### WORK INSTRUCTIONS
Out of the data below, copy every line with the string "платежа".

------------------------------------------------------------

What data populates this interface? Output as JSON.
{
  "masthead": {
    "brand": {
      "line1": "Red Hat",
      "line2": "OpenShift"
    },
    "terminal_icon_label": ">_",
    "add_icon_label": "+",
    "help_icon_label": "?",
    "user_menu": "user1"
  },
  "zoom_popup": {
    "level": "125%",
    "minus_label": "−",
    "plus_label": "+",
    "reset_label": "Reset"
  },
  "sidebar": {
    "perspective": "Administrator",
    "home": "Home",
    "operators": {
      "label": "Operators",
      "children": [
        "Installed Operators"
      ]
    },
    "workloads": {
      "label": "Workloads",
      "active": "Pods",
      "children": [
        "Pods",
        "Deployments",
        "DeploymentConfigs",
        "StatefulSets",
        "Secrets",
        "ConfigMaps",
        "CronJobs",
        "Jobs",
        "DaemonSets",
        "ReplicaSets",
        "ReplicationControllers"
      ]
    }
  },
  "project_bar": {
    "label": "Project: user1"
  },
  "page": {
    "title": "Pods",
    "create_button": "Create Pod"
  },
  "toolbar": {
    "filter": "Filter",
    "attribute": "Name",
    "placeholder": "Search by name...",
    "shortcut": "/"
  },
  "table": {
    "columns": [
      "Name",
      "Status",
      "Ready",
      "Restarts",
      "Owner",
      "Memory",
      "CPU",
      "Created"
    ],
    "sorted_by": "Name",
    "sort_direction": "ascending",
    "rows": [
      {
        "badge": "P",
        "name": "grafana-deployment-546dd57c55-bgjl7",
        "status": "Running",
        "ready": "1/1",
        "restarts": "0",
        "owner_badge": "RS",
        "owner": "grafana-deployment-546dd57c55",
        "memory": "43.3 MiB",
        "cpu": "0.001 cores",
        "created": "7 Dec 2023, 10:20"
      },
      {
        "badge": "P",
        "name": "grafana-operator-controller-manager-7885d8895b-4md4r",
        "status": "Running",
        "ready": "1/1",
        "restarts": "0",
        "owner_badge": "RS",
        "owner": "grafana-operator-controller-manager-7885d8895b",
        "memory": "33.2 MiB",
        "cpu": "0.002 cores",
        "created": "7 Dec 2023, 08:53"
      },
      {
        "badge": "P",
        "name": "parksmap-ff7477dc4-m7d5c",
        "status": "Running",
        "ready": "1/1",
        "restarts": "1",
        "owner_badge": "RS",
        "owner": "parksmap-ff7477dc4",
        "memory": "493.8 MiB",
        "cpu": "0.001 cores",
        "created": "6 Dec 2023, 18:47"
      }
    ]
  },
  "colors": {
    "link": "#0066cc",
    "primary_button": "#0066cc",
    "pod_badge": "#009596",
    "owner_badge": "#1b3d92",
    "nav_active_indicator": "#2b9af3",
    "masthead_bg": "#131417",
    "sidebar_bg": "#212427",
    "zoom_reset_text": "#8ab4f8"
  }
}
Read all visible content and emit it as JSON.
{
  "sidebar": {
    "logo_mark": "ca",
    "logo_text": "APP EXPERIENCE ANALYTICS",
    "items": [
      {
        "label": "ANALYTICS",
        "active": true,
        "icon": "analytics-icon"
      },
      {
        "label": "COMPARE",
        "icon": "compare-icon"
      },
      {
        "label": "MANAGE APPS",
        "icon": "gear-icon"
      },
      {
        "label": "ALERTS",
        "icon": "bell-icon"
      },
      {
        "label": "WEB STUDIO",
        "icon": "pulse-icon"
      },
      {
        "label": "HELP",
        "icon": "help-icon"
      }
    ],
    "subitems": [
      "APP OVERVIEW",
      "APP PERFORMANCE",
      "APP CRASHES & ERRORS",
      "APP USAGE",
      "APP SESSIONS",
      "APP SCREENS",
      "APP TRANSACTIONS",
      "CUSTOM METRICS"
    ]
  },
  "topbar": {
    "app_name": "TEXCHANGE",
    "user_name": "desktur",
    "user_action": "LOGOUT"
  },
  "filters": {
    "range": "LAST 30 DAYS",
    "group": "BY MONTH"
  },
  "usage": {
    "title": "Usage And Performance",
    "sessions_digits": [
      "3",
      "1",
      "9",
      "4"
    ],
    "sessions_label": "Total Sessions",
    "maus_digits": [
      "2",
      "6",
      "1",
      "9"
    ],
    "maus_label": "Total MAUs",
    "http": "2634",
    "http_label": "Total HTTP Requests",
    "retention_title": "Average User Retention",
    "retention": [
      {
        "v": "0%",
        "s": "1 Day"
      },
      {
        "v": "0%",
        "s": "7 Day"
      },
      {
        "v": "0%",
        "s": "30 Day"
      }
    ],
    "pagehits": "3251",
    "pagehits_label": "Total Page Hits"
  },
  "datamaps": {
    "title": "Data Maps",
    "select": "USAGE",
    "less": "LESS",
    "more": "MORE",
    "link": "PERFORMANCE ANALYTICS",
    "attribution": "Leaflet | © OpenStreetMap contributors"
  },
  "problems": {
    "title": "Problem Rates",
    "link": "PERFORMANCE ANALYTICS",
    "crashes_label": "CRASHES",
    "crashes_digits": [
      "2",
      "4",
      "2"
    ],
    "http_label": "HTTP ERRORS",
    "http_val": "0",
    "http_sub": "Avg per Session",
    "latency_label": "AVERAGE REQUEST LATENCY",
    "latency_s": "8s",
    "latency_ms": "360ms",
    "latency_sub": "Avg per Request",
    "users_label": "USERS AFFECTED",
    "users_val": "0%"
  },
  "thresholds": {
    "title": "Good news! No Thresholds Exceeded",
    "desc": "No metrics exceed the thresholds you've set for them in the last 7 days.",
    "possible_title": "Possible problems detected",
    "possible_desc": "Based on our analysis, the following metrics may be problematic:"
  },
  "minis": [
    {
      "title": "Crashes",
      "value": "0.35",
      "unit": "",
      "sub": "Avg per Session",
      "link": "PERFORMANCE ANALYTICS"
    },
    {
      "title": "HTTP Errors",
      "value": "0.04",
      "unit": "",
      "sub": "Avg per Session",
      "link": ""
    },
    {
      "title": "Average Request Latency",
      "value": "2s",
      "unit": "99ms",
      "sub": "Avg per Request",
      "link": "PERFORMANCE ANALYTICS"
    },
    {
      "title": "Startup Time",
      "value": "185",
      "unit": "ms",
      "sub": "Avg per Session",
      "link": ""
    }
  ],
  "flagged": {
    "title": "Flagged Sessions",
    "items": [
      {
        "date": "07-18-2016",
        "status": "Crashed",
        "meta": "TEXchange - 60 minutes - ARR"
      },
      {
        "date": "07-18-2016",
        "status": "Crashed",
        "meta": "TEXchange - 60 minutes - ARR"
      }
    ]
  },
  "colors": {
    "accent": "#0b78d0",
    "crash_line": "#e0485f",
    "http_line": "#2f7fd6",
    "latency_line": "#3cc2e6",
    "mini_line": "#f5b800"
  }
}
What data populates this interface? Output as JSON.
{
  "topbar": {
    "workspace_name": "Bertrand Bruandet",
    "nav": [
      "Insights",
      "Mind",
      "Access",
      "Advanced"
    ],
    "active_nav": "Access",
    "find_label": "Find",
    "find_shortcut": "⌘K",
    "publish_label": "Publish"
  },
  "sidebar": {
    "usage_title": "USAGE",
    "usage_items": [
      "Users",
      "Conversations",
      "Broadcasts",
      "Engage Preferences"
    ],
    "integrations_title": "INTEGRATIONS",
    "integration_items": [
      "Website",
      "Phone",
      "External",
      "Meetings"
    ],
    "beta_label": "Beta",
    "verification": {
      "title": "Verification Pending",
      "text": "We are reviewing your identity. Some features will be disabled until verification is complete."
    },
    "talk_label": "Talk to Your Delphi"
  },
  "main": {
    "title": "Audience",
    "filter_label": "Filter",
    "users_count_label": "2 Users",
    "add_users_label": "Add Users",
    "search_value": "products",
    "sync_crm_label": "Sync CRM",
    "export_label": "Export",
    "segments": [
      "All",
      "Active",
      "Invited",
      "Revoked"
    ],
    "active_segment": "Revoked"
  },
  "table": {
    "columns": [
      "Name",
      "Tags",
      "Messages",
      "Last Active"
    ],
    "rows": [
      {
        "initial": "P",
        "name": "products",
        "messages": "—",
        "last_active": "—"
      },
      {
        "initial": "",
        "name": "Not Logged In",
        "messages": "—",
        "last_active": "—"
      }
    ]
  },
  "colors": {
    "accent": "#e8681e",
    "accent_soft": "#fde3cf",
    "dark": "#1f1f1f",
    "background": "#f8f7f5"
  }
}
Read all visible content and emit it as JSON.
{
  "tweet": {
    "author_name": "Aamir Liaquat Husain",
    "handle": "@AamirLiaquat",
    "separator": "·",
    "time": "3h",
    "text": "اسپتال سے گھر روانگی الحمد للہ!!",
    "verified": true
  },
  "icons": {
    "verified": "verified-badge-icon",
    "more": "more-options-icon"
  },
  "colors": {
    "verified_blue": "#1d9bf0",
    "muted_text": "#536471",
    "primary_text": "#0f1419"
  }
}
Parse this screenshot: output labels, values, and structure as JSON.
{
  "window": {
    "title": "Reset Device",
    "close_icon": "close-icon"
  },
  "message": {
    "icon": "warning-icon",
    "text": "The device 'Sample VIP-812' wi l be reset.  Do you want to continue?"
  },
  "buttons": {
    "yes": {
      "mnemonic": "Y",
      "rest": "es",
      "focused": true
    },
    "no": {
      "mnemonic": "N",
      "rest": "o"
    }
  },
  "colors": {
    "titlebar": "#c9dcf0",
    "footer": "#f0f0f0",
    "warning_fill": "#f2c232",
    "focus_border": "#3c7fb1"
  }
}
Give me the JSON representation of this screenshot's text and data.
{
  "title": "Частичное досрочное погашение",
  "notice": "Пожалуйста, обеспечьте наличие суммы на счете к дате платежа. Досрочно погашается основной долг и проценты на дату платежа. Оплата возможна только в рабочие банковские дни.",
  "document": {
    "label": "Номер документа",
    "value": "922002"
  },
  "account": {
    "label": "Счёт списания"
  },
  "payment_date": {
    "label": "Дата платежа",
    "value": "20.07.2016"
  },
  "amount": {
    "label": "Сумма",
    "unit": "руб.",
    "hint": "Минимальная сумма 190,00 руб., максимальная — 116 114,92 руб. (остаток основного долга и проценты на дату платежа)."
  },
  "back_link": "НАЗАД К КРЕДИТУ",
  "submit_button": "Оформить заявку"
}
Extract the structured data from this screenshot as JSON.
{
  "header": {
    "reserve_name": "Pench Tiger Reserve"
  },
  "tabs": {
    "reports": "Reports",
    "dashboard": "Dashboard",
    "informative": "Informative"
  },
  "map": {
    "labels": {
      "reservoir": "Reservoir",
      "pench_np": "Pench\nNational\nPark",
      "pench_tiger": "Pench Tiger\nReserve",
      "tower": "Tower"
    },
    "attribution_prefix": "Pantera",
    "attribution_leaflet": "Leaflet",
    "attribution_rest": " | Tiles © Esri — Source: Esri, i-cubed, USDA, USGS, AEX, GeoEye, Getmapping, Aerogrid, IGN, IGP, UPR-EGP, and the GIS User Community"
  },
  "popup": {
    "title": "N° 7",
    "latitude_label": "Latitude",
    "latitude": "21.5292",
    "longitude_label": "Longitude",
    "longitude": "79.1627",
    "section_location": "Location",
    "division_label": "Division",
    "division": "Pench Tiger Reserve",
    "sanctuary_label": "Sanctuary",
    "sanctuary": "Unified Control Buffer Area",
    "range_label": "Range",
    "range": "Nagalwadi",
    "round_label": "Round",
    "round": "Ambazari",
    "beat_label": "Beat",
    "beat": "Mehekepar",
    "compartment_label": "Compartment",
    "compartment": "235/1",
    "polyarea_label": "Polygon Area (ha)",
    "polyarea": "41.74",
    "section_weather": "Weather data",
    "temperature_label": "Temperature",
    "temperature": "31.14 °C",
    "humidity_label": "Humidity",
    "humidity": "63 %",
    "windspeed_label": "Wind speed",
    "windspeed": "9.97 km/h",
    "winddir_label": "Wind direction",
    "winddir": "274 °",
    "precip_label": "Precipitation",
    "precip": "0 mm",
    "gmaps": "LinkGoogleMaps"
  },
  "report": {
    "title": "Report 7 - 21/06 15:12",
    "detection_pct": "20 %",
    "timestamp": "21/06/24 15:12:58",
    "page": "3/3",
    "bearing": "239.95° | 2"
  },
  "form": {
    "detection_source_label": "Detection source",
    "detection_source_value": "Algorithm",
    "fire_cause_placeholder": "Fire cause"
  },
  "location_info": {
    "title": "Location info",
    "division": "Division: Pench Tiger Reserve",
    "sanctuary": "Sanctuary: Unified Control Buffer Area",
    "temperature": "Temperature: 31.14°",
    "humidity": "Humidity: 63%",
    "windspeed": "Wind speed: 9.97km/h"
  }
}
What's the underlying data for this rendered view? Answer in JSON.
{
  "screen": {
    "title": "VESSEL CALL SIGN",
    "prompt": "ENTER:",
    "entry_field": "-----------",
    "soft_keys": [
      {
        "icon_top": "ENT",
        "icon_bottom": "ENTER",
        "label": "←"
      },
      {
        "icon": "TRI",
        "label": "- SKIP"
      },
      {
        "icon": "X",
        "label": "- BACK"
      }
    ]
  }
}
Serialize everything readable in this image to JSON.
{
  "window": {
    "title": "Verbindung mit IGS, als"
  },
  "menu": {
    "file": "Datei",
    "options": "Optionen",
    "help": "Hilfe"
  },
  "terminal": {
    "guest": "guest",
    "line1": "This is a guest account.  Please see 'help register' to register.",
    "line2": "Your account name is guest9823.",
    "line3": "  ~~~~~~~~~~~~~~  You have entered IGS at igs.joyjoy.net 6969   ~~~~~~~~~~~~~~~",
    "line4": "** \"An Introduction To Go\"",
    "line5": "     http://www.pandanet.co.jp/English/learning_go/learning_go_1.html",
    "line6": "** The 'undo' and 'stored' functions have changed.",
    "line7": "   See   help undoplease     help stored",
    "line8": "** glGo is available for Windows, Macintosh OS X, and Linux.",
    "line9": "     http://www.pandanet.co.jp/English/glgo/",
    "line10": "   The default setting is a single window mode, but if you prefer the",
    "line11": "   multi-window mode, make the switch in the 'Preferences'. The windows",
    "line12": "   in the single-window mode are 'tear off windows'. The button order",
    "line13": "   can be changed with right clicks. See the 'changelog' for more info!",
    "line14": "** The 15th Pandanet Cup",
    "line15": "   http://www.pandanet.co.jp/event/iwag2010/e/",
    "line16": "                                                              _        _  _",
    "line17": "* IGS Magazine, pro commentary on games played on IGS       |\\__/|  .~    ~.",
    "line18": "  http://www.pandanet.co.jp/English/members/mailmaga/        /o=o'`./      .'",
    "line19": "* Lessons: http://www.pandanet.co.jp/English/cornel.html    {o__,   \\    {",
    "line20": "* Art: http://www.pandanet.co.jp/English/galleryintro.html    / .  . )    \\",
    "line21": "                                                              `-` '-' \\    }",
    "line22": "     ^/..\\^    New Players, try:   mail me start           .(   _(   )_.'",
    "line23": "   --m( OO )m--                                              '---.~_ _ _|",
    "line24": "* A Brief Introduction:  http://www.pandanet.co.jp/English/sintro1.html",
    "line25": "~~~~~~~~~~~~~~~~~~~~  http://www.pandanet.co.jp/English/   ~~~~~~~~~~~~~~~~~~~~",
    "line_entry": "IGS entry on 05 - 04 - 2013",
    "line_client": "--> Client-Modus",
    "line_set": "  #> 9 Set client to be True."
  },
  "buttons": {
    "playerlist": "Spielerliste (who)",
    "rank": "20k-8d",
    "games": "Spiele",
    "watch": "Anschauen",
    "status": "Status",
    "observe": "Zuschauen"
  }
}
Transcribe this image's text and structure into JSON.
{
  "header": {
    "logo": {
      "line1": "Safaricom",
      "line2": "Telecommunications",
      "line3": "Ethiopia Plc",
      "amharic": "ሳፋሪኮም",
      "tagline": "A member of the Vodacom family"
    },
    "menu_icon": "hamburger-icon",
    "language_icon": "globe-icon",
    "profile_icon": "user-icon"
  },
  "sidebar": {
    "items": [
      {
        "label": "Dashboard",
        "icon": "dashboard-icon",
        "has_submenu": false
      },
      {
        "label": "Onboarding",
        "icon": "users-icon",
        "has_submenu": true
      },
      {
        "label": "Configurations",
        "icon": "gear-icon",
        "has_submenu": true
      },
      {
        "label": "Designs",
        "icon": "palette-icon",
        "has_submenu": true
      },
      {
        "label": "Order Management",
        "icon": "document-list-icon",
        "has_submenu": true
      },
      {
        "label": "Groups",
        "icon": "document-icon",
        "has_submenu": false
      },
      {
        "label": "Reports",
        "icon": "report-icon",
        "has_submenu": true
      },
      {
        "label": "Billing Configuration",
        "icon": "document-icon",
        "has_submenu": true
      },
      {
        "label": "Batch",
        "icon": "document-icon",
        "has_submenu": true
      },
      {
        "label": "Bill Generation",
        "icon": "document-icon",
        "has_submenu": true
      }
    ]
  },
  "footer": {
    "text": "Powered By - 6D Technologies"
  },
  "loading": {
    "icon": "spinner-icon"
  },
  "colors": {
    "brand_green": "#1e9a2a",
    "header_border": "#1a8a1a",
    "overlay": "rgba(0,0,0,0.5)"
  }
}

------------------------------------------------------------

### SOLUTION TO THIS PROBLEM
  "notice": "Пожалуйста, обеспечьте наличие суммы на счете к дате платежа. Досрочно погашается основной долг и проценты на дату платежа. Оплата возможна только в рабочие банковские дни.",
    "label": "Дата платежа",
    "hint": "Минимальная сумма 190,00 руб., максимальная — 116 114,92 руб. (остаток основного долга и проценты на дату платежа)."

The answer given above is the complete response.